Leon casino, Director Rodney Ascher has taken on a vast task for his debut feature and he pulls the rabbit out of the hat repeatedly. Previously Ascher helmed several narrative shorts, and a doc short that found hidden meaning in the Screen Gems logo (The S From Hell, 2010).
“The style for S From Hell came together by using horror movie conventions to tell the story,” Ascher tells Free Press Houston in a phone interview. Likewise, his exploration into The Shining takes on a mystery conspiracy vibe as some of the trails are quite lucid and clear while others are obviously meant as jokes, even while expanding your knowledge of Kubrick the man. For instance, one theory about The Shining proposes that Kubrick covertly shot footage of the Apollo astronauts on the Moon in a studio. While that is far fetched, later in Room 237 we compare the graphic pattern of the carpet in The Shining with the outline of a Cape Kennedy launch pad, and you know what – they both look the same.
Of course the Kubrick moon story is actually based on a French mockumentary from 2002 called Opération Lune that was made with cooperation from the Kubrick estate. (This mockumentary is also available on Youtube under the title Dark Side of the Moon.) “I wasn’t aware of that film until I started on pre-production for Room 237,” Ascher says. Obviously a working knowledge of The Shining is important, although Room 237 stands on its own as a film. Houston is fortunate in that the engagement of Room 237 is accompanied with screenings of The Shining at both the MFAH, in tandem with this weekend’s screenings of Room 237, and as part of the big screen classics series at the Alamo Drafthouse Vintage Park (10 pm. Saturday, April 13).
Room 237 explores rear projection studio film shots; the differences in Kubrick’s version and King’s version; the architecture of the Overlook Hotel, where the story takes place; and even themes of genocide both of the American Indians and during WWII. Does a piece of office furniture form a boner in one shot? Many clips from other Kubrick films as well as appropriate found footage pop up.
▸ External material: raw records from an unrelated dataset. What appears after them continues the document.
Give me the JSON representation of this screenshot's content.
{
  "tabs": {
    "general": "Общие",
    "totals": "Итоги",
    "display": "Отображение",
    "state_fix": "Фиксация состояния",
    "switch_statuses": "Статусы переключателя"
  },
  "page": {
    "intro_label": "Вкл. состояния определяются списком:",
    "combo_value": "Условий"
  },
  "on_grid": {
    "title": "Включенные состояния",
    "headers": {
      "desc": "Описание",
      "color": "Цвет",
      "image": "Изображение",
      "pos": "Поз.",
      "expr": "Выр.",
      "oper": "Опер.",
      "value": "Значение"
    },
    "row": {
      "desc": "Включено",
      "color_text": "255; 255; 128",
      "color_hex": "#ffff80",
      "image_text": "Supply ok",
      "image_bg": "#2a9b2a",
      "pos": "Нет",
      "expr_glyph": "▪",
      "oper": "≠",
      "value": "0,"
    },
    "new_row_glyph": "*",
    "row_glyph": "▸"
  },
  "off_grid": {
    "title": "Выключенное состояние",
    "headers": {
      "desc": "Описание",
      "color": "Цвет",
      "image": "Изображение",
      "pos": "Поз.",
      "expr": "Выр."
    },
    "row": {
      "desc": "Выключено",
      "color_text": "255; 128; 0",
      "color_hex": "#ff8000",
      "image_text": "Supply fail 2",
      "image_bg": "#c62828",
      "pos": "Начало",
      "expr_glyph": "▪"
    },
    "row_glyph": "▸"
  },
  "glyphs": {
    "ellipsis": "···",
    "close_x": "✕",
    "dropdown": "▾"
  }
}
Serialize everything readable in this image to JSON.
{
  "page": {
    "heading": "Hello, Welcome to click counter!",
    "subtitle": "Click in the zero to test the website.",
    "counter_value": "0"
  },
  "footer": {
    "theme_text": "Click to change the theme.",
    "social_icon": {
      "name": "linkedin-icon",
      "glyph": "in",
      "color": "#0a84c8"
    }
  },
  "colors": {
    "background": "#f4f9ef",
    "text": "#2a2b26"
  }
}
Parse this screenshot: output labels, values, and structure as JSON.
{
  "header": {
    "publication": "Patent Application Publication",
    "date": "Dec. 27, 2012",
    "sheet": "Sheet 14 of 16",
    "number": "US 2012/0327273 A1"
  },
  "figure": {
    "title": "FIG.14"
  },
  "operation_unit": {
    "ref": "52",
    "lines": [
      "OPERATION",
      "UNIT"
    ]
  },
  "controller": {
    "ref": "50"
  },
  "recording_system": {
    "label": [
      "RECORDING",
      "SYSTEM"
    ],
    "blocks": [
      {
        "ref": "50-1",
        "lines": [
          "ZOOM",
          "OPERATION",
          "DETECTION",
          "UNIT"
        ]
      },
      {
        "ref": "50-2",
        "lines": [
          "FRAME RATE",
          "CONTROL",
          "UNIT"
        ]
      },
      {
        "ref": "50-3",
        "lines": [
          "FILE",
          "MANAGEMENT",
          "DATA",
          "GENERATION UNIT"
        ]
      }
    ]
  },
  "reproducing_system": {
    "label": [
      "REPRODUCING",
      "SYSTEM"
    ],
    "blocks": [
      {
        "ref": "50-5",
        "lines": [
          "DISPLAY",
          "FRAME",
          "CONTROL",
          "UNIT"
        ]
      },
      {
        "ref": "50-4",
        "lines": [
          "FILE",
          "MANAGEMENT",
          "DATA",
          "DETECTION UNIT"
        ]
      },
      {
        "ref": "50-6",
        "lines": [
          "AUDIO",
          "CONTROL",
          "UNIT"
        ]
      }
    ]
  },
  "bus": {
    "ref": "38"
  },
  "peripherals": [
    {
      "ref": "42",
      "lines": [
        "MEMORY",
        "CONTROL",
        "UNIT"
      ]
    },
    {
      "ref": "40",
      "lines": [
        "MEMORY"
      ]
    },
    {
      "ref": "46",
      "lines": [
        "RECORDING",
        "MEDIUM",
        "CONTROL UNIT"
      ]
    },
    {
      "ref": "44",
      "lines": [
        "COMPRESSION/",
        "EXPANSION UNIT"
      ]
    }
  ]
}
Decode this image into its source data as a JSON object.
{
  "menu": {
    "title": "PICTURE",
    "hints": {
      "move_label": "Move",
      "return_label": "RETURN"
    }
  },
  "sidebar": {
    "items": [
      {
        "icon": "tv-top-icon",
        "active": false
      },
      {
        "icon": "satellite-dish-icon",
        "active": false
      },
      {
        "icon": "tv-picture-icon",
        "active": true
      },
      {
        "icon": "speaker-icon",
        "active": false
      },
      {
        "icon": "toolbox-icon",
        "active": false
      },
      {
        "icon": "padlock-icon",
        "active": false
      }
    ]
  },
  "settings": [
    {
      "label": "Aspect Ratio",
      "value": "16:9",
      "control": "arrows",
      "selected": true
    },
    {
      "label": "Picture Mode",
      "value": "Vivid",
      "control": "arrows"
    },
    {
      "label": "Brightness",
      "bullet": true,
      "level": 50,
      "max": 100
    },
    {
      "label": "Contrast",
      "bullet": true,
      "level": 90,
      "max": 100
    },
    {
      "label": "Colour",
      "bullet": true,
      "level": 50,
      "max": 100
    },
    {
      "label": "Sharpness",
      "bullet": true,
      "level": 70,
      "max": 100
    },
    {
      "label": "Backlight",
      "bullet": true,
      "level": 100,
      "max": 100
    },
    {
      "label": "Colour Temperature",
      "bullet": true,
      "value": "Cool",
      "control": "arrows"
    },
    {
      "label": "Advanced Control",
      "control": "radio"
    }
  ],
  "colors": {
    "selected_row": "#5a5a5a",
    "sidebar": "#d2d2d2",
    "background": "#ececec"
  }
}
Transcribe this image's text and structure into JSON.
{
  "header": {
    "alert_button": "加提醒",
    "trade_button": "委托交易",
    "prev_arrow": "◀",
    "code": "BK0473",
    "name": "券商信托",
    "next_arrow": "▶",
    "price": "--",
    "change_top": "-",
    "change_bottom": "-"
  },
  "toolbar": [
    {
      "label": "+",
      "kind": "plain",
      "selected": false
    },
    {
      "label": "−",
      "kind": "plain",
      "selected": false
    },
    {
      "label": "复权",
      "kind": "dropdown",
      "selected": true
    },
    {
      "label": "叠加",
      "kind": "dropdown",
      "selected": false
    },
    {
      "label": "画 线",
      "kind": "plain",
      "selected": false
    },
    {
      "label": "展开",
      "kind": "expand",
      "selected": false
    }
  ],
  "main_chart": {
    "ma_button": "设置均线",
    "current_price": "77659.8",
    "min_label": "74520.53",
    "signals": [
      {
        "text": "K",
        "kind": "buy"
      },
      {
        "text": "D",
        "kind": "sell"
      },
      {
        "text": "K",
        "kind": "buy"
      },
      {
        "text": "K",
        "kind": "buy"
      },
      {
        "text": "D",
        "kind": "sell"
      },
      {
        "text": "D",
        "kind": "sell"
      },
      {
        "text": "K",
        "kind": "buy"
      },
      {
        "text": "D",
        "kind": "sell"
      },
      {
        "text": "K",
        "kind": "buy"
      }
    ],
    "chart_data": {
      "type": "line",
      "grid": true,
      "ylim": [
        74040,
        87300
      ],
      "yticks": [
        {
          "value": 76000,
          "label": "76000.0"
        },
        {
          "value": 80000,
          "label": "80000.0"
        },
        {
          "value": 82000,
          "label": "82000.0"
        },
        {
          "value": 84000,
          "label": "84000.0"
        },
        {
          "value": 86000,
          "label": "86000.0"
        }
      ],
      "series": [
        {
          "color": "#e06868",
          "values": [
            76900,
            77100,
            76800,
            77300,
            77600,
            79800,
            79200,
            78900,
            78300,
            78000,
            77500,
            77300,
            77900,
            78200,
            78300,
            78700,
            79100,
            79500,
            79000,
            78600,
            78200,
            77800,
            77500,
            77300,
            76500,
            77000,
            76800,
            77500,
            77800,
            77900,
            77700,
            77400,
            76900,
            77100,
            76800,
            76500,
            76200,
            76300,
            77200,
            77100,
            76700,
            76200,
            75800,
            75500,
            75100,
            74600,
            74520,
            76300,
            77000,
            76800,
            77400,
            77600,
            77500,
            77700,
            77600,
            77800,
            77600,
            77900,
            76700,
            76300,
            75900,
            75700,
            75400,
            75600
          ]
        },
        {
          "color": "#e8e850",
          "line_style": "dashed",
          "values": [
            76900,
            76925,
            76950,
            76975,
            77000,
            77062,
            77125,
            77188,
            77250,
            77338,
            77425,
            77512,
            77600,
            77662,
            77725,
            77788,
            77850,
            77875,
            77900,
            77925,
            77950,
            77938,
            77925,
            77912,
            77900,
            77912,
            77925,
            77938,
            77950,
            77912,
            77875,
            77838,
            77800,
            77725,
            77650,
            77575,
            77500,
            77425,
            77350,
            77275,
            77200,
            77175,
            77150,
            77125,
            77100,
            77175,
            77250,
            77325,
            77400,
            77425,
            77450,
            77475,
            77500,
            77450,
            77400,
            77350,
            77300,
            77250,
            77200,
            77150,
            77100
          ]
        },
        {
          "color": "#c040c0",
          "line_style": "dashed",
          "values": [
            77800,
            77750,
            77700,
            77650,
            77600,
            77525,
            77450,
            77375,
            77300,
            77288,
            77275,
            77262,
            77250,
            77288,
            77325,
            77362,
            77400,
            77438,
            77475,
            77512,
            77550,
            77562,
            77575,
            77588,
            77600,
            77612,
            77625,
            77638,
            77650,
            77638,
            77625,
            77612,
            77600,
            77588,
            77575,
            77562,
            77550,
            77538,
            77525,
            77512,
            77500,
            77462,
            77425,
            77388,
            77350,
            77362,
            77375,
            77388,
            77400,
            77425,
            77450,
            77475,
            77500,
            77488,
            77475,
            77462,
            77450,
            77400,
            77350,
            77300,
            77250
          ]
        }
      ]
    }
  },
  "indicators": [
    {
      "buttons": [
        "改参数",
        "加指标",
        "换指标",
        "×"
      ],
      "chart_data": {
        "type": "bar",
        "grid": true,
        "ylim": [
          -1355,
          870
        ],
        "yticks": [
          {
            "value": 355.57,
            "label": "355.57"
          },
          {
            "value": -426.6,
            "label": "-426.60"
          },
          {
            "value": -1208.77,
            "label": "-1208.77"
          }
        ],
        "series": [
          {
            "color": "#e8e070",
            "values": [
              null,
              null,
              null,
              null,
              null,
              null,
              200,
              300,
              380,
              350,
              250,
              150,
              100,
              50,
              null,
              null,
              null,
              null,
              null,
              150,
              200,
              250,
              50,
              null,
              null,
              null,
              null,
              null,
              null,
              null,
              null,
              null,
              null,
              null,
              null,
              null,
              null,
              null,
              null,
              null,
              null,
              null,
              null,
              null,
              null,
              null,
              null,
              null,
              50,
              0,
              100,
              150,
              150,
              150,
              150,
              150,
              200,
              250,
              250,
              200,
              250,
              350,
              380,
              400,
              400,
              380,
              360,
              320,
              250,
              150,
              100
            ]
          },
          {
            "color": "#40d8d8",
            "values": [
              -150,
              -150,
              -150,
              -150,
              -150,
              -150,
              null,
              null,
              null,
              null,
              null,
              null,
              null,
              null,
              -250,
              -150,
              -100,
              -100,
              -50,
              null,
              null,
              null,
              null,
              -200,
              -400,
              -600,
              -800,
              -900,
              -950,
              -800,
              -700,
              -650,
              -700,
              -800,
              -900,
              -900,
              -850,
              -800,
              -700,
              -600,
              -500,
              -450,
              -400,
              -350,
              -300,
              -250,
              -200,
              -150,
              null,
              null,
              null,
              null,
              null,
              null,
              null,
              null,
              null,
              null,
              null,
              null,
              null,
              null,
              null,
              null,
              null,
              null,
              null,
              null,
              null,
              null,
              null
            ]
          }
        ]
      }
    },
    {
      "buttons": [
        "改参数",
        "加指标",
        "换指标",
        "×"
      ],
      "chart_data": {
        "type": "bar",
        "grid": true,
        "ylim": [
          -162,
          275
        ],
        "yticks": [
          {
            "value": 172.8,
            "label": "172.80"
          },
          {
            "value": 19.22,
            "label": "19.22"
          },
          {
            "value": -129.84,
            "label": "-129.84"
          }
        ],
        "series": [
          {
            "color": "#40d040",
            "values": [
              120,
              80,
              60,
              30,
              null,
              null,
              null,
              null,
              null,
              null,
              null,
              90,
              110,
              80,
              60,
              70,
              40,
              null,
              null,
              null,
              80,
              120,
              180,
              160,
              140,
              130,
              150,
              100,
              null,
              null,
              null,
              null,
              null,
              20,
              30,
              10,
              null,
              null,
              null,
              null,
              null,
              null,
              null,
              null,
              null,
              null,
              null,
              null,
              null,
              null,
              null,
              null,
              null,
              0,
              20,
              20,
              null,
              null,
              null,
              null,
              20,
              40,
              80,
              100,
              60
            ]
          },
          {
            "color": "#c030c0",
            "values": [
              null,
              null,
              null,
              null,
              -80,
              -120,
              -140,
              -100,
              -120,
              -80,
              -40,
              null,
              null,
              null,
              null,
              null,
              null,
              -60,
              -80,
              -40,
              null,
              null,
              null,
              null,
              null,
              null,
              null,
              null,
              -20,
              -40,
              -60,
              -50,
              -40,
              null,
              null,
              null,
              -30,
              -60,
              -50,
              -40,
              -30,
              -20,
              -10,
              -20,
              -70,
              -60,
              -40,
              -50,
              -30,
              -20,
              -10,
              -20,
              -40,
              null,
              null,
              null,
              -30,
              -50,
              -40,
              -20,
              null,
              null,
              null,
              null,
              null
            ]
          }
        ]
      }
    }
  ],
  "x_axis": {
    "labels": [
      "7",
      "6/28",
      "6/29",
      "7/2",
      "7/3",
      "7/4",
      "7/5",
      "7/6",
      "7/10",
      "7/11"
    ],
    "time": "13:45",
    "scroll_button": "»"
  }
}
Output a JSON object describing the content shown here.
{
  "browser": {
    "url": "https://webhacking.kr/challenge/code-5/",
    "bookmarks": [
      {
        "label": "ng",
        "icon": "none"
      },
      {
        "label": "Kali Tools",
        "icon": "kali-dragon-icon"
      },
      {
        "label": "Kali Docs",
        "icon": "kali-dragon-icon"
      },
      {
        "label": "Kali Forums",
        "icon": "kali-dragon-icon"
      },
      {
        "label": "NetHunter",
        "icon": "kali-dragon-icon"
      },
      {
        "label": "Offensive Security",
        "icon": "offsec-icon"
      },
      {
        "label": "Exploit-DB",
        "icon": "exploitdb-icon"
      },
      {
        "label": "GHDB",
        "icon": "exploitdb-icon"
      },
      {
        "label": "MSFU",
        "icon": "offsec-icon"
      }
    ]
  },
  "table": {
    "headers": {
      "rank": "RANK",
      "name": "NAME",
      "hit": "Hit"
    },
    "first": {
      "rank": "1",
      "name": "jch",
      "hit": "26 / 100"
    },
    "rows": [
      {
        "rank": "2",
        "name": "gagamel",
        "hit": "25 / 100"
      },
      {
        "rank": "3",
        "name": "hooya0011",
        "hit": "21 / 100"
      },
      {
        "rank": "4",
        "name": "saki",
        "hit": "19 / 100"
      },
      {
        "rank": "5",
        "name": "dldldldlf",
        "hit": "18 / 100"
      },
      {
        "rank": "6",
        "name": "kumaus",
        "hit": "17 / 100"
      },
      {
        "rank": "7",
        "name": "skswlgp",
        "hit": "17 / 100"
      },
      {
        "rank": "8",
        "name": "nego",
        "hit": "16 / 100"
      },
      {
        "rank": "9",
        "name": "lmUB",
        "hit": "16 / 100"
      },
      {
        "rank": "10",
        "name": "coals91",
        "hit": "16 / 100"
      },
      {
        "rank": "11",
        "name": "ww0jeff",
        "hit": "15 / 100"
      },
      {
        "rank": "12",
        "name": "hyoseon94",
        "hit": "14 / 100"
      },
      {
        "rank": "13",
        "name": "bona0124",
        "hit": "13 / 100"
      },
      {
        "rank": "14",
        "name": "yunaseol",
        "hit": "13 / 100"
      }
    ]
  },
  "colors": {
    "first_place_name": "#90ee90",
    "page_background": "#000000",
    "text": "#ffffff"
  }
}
And don’t forget a version of The Shining known as The Shining Forwards and Backwards (shown at a few film festivals) in which Kubrick’s film is, yes, projected forwards and backwards at the same time. “It’s an unusual juxtaposition and heavy thematically,” explains Ascher. “The Shining itself is like a black comedy in the first half, while the second half is a creepy tragedy.”
The opening shot of Room 237 shows Tom Cruise in Eyes Wide Shut standing in front of a marquee window looking at poster art and photos from The Shining. But already Ascher has an ace up his sleeve. In that shot Cruise is actually standing outside of a jazz club and Ascher has painted in images from The Shining instead of the poster and photos of Eyes Wide Shut pianist Nick Nightingale. Ascher laughs and reminds that Saul Bass designed The Shining poster.
- Michael Bergeron